What the exercise asks
Retyping each entry exactly is the whole task.

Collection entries

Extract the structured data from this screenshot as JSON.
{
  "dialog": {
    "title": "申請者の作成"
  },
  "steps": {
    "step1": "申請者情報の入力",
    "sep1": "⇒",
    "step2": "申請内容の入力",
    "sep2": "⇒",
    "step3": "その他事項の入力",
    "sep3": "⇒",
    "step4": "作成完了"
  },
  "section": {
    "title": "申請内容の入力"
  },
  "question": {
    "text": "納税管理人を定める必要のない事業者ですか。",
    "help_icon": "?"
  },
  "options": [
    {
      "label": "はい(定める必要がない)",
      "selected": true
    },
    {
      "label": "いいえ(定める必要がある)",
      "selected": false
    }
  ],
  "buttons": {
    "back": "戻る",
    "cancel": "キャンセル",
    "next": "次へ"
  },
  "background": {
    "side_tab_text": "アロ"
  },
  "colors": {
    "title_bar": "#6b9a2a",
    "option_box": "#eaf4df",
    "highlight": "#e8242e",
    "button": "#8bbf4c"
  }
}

Result
Extract the structured data from this screenshot as JSON.
{
  "dialog": {
    "title": "申請者の作成"
  },
  "steps": {
    "step1": "申請者情報の入力",
    "sep1": "⇒",
    "step2": "申請内容の入力",
    "sep2": "⇒",
    "step3": "その他事項の入力",
    "sep3": "⇒",
    "step4": "作成完了"
  },
  "section": {
    "title": "申請内容の入力"
  },
  "question": {
    "text": "納税管理人を定める必要のない事業者ですか。",
    "help_icon": "?"
  },
  "options": [
    {
      "label": "はい(定める必要がない)",
      "selected": true
    },
    {
      "label": "いいえ(定める必要がある)",
      "selected": false
    }
  ],
  "buttons": {
    "back": "戻る",
    "cancel": "キャンセル",
    "next": "次へ"
  },
  "background": {
    "side_tab_text": "アロ"
  },
  "colors": {
    "title_bar": "#6b9a2a",
    "option_box": "#eaf4df",
    "highlight": "#e8242e",
    "button": "#8bbf4c"
  }
}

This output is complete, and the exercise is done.